Filter the data below for the string "title" and copy each matching line.

:: DATA ::
· · · · ·

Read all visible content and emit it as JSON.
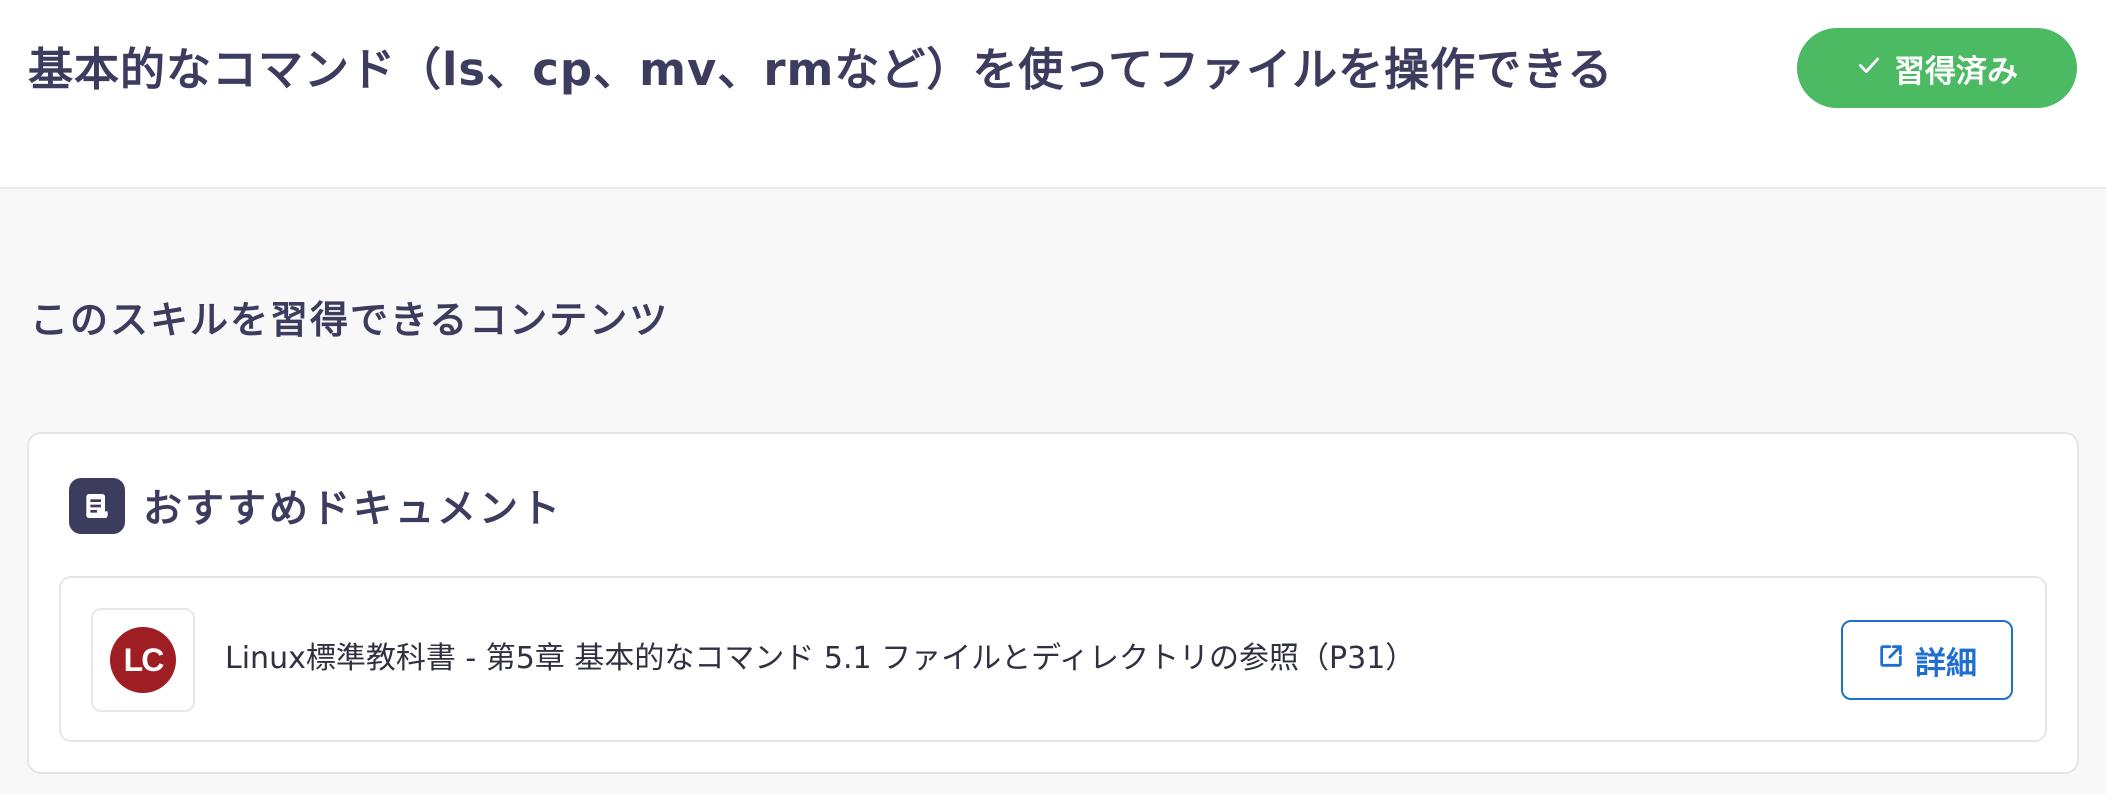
{
  "skill": {
    "title": "基本的なコマンド（ls、cp、mv、rmなど）を使ってファイルを操作できる",
    "status_label": "習得済み"
  },
  "section": {
    "heading": "このスキルを習得できるコンテンツ"
  },
  "recommended_documents": {
    "title": "おすすめドキュメント",
    "items": [
      {
        "logo_text": "LC",
        "title": "Linux標準教科書 - 第5章 基本的なコマンド 5.1 ファイルとディレクトリの参照（P31）",
        "detail_label": "詳細"
      }
    ]
  },
  "colors": {
    "accent_green": "#4cb963",
    "link_blue": "#1f6fd1",
    "heading_navy": "#3c3d5e",
    "logo_red": "#9e1e24"
  },
  "icons": {
    "status": "check-icon",
    "section": "document-icon",
    "detail": "external-link-icon"
  }
}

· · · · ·

:: OUTPUT FOR THIS TASK ::
    "title": "基本的なコマンド（ls、cp、mv、rmなど）を使ってファイルを操作できる",
    "title": "おすすめドキュメント",
        "title": "Linux標準教科書 - 第5章 基本的なコマンド 5.1 ファイルとディレクトリの参照（P31）",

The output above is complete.